HealthDay News — The evidence is insufficient for assessing the balance and harms of screening for speech and language delay and disorders in young children. These findings form the basis of a draft recommendation statement published online July 25 by the U.S. Preventive Services Task Force (USPSTF).
Cynthia Feltner, M.D., M.P.H., from RTI International-University of North Carolina at Chapel Hill Evidence-based Practice Center in Research Triangle Park, and colleagues conducted a systematic review of the evidence on screening for speech and language delay or disorders in children aged 5 years or younger. A total of 38 studies were reported in 41 articles, including 9,006 participants. The researchers found that none of the studies evaluated the direct benefits of screening versus no screening. In 21 studies, the accuracy of 23 instruments for detecting speech and language disorders was assessed. Across included studies, the sensitivity and specificity varied widely. None of the studies reported on the benefits and harms of screening versus no screening or on potential harms of interventions.
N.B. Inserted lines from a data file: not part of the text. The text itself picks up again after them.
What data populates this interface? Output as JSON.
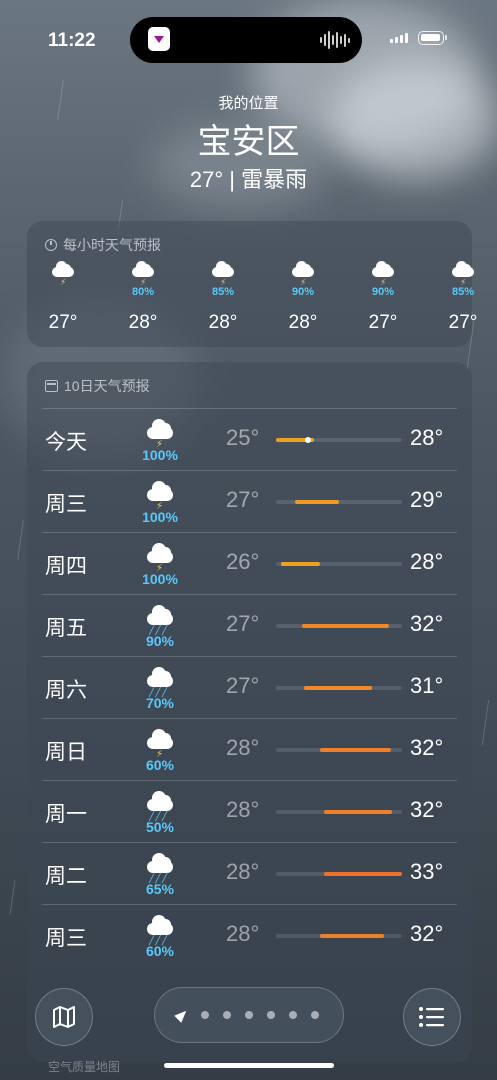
{
  "status": {
    "time": "11:22"
  },
  "header": {
    "subtitle": "我的位置",
    "location": "宝安区",
    "condition": "27° | 雷暴雨"
  },
  "hourly": {
    "title": "每小时天气预报",
    "items": [
      {
        "icon": "cloud-bolt-icon",
        "pct": "",
        "temp": "27°"
      },
      {
        "icon": "cloud-bolt-rain-icon",
        "pct": "80%",
        "temp": "28°"
      },
      {
        "icon": "cloud-bolt-rain-icon",
        "pct": "85%",
        "temp": "28°"
      },
      {
        "icon": "cloud-bolt-rain-icon",
        "pct": "90%",
        "temp": "28°"
      },
      {
        "icon": "cloud-bolt-rain-icon",
        "pct": "90%",
        "temp": "27°"
      },
      {
        "icon": "cloud-bolt-rain-icon",
        "pct": "85%",
        "temp": "27°"
      }
    ]
  },
  "daily": {
    "title": "10日天气预报",
    "days": [
      {
        "name": "今天",
        "icon": "cloud-bolt-rain-icon",
        "pct": "100%",
        "low": "25°",
        "high": "28°",
        "bar_color": "#f0a020",
        "range_start": 0.0,
        "range_end": 0.3,
        "now": 0.25
      },
      {
        "name": "周三",
        "icon": "cloud-bolt-rain-icon",
        "pct": "100%",
        "low": "27°",
        "high": "29°",
        "bar_color": "#f09a22",
        "range_start": 0.15,
        "range_end": 0.5
      },
      {
        "name": "周四",
        "icon": "cloud-bolt-rain-icon",
        "pct": "100%",
        "low": "26°",
        "high": "28°",
        "bar_color": "#f0a020",
        "range_start": 0.04,
        "range_end": 0.35
      },
      {
        "name": "周五",
        "icon": "cloud-rain-icon",
        "pct": "90%",
        "low": "27°",
        "high": "32°",
        "bar_color": "#f08a28",
        "range_start": 0.21,
        "range_end": 0.9
      },
      {
        "name": "周六",
        "icon": "cloud-rain-icon",
        "pct": "70%",
        "low": "27°",
        "high": "31°",
        "bar_color": "#f08a28",
        "range_start": 0.22,
        "range_end": 0.76
      },
      {
        "name": "周日",
        "icon": "cloud-bolt-rain-icon",
        "pct": "60%",
        "low": "28°",
        "high": "32°",
        "bar_color": "#f07f2a",
        "range_start": 0.35,
        "range_end": 0.91
      },
      {
        "name": "周一",
        "icon": "cloud-rain-icon",
        "pct": "50%",
        "low": "28°",
        "high": "32°",
        "bar_color": "#f07f2a",
        "range_start": 0.38,
        "range_end": 0.92
      },
      {
        "name": "周二",
        "icon": "cloud-rain-icon",
        "pct": "65%",
        "low": "28°",
        "high": "33°",
        "bar_color": "#f07030",
        "range_start": 0.38,
        "range_end": 1.0
      },
      {
        "name": "周三",
        "icon": "cloud-rain-icon",
        "pct": "60%",
        "low": "28°",
        "high": "32°",
        "bar_color": "#f07f2a",
        "range_start": 0.35,
        "range_end": 0.86
      }
    ]
  },
  "bottom": {
    "air_quality_label": "空气质量地图"
  }
}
The enrolled populations were heterogeneous, as were the specific type of speech and language disorders targeted.
Based on these findings, the USPSTF concludes that the current evidence is insufficient to assess the balance of benefits and harms of speech and language delay and disorder screening in children (I statement). The statement applies to asymptomatic children aged 5 years or younger whose parents or clinicians do not have specific concerns relating to speech or language.
The draft recommendation statement and evidence review is posted for public comment. Comments can be submitted from July 25 through Aug. 21, 2023.